------ Records for this exercise ------

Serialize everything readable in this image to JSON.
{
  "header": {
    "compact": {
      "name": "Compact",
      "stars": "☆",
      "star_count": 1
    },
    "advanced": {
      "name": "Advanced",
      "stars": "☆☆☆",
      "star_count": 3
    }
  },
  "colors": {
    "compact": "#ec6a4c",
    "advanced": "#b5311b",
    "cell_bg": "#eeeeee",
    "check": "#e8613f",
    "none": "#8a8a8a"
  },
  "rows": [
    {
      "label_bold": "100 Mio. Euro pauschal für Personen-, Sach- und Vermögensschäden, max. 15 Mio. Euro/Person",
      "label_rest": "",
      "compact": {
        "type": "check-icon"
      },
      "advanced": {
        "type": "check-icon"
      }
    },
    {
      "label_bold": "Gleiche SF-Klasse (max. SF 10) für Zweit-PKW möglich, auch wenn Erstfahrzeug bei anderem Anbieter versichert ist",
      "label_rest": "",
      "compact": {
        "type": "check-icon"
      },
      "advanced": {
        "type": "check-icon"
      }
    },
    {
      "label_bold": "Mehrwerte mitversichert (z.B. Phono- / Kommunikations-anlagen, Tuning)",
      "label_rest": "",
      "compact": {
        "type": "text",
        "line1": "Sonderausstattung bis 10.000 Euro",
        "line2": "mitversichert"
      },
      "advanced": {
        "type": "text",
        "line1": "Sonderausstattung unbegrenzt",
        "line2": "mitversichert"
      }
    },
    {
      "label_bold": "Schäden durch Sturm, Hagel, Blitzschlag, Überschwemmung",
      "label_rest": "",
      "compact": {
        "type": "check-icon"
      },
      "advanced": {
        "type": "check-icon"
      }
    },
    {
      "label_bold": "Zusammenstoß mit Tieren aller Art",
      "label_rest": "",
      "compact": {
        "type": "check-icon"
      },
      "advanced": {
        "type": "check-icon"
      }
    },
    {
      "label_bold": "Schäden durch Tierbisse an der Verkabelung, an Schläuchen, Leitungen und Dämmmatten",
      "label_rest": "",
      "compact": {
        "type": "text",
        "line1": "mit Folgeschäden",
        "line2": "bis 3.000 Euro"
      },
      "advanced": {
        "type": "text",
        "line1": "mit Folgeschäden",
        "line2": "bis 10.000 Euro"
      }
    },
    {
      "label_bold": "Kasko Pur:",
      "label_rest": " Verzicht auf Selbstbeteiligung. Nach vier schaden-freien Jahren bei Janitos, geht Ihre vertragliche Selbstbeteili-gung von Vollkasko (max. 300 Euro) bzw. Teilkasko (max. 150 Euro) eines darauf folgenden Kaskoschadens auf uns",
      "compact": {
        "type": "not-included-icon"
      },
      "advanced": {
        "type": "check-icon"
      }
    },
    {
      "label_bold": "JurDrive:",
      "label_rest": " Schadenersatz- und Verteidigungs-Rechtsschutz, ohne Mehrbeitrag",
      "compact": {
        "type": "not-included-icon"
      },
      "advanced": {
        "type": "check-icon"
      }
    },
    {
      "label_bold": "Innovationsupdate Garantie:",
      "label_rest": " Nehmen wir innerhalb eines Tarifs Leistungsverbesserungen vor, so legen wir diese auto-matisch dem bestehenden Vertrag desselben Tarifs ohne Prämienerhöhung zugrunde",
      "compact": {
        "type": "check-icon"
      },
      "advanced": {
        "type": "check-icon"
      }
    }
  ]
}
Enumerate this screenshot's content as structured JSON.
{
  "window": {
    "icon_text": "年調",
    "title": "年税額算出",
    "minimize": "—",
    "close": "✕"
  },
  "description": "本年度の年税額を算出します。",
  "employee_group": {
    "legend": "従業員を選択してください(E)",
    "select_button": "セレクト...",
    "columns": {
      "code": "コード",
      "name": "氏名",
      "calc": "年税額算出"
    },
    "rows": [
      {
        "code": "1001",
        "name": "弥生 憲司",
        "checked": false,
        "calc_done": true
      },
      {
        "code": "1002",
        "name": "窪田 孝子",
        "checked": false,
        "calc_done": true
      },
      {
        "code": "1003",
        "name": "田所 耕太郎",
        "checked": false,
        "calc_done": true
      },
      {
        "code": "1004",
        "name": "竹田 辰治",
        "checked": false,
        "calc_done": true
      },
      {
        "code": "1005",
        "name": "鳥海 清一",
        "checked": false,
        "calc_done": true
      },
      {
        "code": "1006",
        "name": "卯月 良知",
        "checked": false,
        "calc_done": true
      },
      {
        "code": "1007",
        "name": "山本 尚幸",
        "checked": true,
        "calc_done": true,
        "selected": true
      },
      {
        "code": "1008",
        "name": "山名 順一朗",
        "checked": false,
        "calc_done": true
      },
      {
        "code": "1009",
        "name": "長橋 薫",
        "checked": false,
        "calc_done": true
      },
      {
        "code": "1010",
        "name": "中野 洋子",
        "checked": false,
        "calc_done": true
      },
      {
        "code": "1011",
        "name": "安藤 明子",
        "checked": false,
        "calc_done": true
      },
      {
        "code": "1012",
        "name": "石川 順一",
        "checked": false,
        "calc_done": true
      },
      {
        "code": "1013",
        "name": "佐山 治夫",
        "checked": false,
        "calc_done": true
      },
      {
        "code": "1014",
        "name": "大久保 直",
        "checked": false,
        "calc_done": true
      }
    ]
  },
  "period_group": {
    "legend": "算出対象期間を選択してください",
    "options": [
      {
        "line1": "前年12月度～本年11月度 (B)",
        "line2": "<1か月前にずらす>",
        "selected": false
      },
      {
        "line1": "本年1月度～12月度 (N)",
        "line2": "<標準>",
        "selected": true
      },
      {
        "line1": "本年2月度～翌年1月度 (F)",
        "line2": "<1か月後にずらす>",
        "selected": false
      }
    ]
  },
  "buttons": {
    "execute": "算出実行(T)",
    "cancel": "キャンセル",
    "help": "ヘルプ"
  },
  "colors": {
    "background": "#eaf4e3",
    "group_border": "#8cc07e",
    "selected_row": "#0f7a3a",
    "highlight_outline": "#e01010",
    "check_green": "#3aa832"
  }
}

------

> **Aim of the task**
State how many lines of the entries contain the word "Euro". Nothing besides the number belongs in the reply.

> **Output of the exercise**
5